Yeshuaisiam, can I ask -- is it the idea of any barrier between the altar and the nave whatsoever that is problematic, or is it only a barrier which substantially blocks the view of the altar and/or is covered in iconography?
In short, would a simple rope barrier cause you the same consternation?
I am not asking facetiously -- I think your answer will help us shape a response or help you find what you're looking for in the responses already offered.
It's the idea of a barrier period. I've seen many Eastern Orthodox churches. I've seen many full blown churches with "iconostasises" to little home churches with just a couple icons used as a "sort of iconostasis", all the way to absolutely no iconostasis.
Yes, why the barrier itself be it a rope or iconostasis. The barrier that separates? Its the concept that it was never used by the church fathers or the apostles. It's not that I'm "against" it, but more like "what's the point of it and how does it help our faith & worship" along with "why was it incepted, used, and when"?
Perfectly good answers to your question have already been provided. If you are of a mind that the Church should not do or believe anything that is not proscribed in the New Testament, you would be one of many Protestant sects.
My friend, that is not how a family, a Church that is the Body of Christ, would work. I am of one mind with Father Schmemann of blessed memory and "always question" everything, but like Father Alexander, I do so within the framework of the Church, Her Holy Tradition. I try to figure out what is essential, even if it is not present in the Holy Scriptures, try to discern the principles and then interpret beliefs and practices in their light. The Holy Scriptures play the greatest part in this quest of discerning what is Tradition with a capital "T" and merely pious custom--that is, tradition with a small "t".

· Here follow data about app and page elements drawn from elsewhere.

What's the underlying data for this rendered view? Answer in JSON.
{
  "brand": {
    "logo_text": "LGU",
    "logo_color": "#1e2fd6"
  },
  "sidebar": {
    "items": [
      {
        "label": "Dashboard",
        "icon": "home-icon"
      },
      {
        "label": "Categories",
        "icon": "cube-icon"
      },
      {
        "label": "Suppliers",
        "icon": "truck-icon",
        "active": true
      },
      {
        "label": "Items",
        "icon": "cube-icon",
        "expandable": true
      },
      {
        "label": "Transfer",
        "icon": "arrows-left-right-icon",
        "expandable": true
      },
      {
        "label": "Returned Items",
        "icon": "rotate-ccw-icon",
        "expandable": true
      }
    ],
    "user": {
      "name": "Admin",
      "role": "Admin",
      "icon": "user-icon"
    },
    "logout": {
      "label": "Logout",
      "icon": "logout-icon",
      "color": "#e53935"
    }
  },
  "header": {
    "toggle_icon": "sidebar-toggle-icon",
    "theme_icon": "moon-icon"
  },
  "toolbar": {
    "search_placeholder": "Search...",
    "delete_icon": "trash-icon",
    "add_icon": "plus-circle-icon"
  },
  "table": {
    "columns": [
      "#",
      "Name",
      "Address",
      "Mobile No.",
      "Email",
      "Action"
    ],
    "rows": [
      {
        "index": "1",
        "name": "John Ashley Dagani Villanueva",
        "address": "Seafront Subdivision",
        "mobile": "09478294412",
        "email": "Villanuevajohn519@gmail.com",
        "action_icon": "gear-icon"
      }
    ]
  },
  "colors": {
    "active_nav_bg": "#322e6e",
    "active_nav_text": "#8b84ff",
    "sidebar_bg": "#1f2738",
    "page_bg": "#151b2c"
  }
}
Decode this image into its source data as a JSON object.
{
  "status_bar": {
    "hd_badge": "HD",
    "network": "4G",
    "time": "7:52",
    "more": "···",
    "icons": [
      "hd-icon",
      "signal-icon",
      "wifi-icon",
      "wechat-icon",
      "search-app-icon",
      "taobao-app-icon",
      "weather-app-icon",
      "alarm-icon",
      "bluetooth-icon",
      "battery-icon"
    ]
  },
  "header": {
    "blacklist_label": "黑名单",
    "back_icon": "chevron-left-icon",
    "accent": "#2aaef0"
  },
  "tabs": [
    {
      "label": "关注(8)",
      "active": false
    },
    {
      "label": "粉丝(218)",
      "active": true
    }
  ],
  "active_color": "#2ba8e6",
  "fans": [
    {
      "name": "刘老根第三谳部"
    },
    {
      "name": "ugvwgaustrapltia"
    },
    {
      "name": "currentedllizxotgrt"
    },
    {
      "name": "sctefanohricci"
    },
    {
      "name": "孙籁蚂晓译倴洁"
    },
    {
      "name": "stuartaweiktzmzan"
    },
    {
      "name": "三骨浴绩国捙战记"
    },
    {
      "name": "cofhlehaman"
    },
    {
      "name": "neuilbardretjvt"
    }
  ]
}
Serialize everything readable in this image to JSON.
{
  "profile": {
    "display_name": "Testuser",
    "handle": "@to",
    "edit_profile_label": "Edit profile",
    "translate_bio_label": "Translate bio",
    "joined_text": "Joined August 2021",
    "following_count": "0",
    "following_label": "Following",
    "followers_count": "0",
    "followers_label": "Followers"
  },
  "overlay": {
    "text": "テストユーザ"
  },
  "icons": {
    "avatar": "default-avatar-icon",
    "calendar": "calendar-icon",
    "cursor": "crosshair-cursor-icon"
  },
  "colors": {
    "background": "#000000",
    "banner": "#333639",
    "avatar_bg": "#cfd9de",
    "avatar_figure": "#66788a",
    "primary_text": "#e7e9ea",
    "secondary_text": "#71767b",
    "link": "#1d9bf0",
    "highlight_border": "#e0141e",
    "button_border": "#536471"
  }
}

So, given the Holy Scriptures, archeological and historical evidence, the writings of the Early Fathers, our liturgical practices, icons, and architectural developments over the centuries, I believe that there was indeed four distinct (may be even five) areas in the early churches, that were patterned on the Temple. It appears that the icon stand developed over the centuries in line with the original practice and principles: A Holy of Holies, a place for worshipers, another for catechumens, and a baptistry. It is true that the icon stand became more like a solid wall, and actually grew in height over the centuries. No matter, the pattern and the principles were not altered materially. Therefore, I would be just as much "at home" in a Church that had only curtains, true icon stands with no doors whatsoever, or a Slavic type that has all the latest bells and whistles, so to speak. An analogy may be an automobile: all kinds of styles but essentially the same machine, no?
So, why bother yourself with what is a matter of not ultimate consequence? There always was an altar, an area that was set aside, our Christian Holy of Holies, that was restricted to those who had a need to be there. If you feel the need to be there, perhaps you should pray to the Lord for a calling.
The real problem here may be your unwillingness to accept an authority higher than yourself, or an authority between you and God. Again, if you are to be a member of this family, perhaps a starting rule ought to be to defer to the family, or at least to consider her stance before you decide to form your own path. I pray that the Lord is with you on your spiritual journey and that His Will be done.